Exercise: Reproduce the entries that follow exactly, dropping each image.

======

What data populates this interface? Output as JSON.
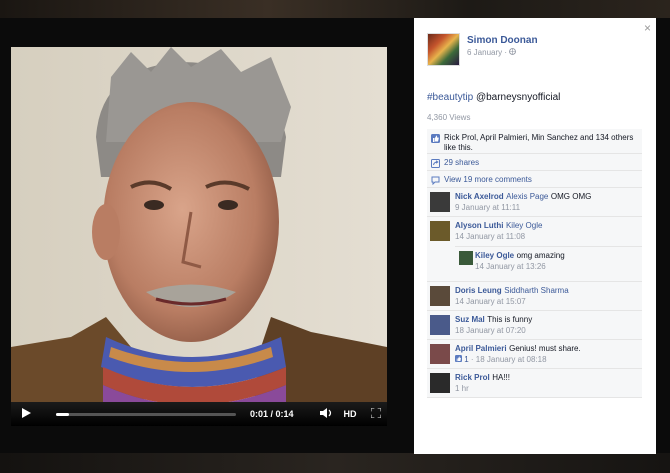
{
  "video": {
    "time": "0:01 / 0:14",
    "progress_fraction": 0.07,
    "hd_label": "HD"
  },
  "panel": {
    "close": "×",
    "author": "Simon Doonan",
    "date": "6 January ·",
    "hashtag": "#beautytip",
    "mention": "@barneysnyofficial",
    "views": "4,360 Views",
    "likes_text": "Rick Prol, April Palmieri, Min Sanchez and 134 others like this.",
    "shares": "29 shares",
    "more_comments": "View 19 more comments",
    "comments": [
      {
        "name": "Nick Axelrod",
        "mention": "Alexis Page",
        "text": "OMG OMG",
        "time": "9 January at 11:11",
        "avatar_color": "#3a3a3a"
      },
      {
        "name": "Alyson Luthi",
        "mention": "Kiley Ogle",
        "text": "",
        "time": "14 January at 11:08",
        "avatar_color": "#6b5a2a"
      },
      {
        "name": "Doris Leung",
        "mention": "Siddharth Sharma",
        "text": "",
        "time": "14 January at 15:07",
        "avatar_color": "#5a4a3a"
      },
      {
        "name": "Suz Mal",
        "mention": "",
        "text": "This is funny",
        "time": "18 January at 07:20",
        "avatar_color": "#4a5a8a"
      },
      {
        "name": "April Palmieri",
        "mention": "",
        "text": "Genius! must share.",
        "likes": "1",
        "time": "· 18 January at 08:18",
        "avatar_color": "#7a4a4a"
      },
      {
        "name": "Rick Prol",
        "mention": "",
        "text": "HA!!!",
        "time": "1 hr",
        "avatar_color": "#2a2a2a"
      }
    ],
    "reply": {
      "name": "Kiley Ogle",
      "text": "omg amazing",
      "time": "14 January at 13:26",
      "avatar_color": "#3a5a3a"
    }
  }
}
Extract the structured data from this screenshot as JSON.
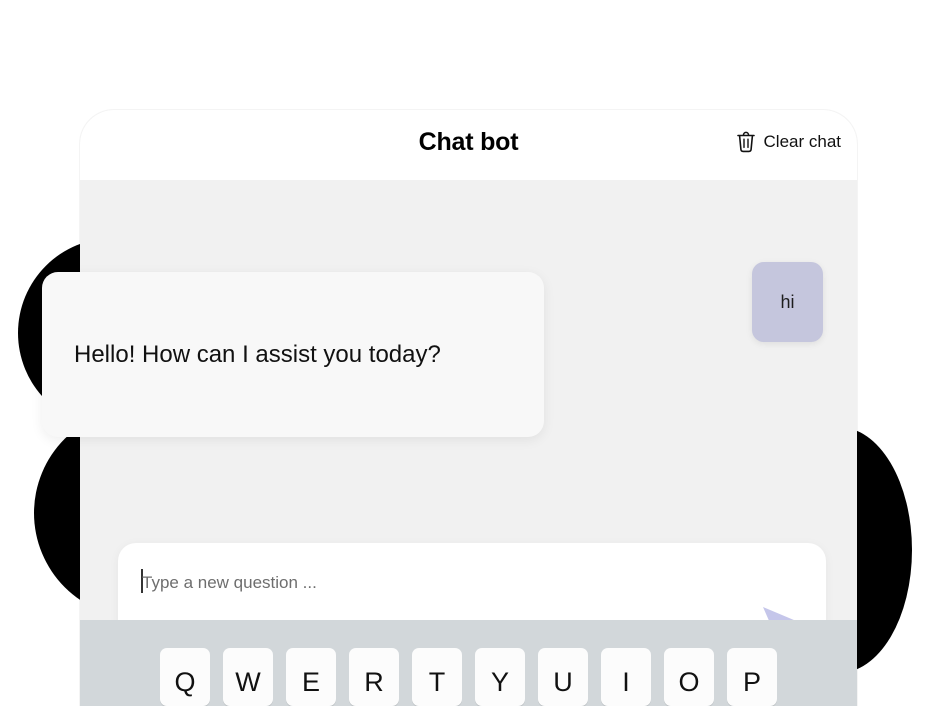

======

Exercise result:
What data populates this interface? Output as JSON.
{
  "video": {
    "time": "0:01 / 0:14",
    "progress_fraction": 0.07,
    "hd_label": "HD"
  },
  "panel": {
    "close": "×",
    "author": "Simon Doonan",
    "date": "6 January ·",
    "hashtag": "#beautytip",
    "mention": "@barneysnyofficial",
    "views": "4,360 Views",
    "likes_text": "Rick Prol, April Palmieri, Min Sanchez and 134 others like this.",
    "shares": "29 shares",
    "more_comments": "View 19 more comments",
    "comments": [
      {
        "name": "Nick Axelrod",
        "mention": "Alexis Page",
        "text": "OMG OMG",
        "time": "9 January at 11:11",
        "avatar_color": "#3a3a3a"
      },
      {
        "name": "Alyson Luthi",
        "mention": "Kiley Ogle",
        "text": "",
        "time": "14 January at 11:08",
        "avatar_color": "#6b5a2a"
      },
      {
        "name": "Doris Leung",
        "mention": "Siddharth Sharma",
        "text": "",
        "time": "14 January at 15:07",
        "avatar_color": "#5a4a3a"
      },
      {
        "name": "Suz Mal",
        "mention": "",
        "text": "This is funny",
        "time": "18 January at 07:20",
        "avatar_color": "#4a5a8a"
      },
      {
        "name": "April Palmieri",
        "mention": "",
        "text": "Genius! must share.",
        "likes": "1",
        "time": "· 18 January at 08:18",
        "avatar_color": "#7a4a4a"
      },
      {
        "name": "Rick Prol",
        "mention": "",
        "text": "HA!!!",
        "time": "1 hr",
        "avatar_color": "#2a2a2a"
      }
    ],
    "reply": {
      "name": "Kiley Ogle",
      "text": "omg amazing",
      "time": "14 January at 13:26",
      "avatar_color": "#3a5a3a"
    }
  }
}
Extract the structured data from this screenshot as JSON.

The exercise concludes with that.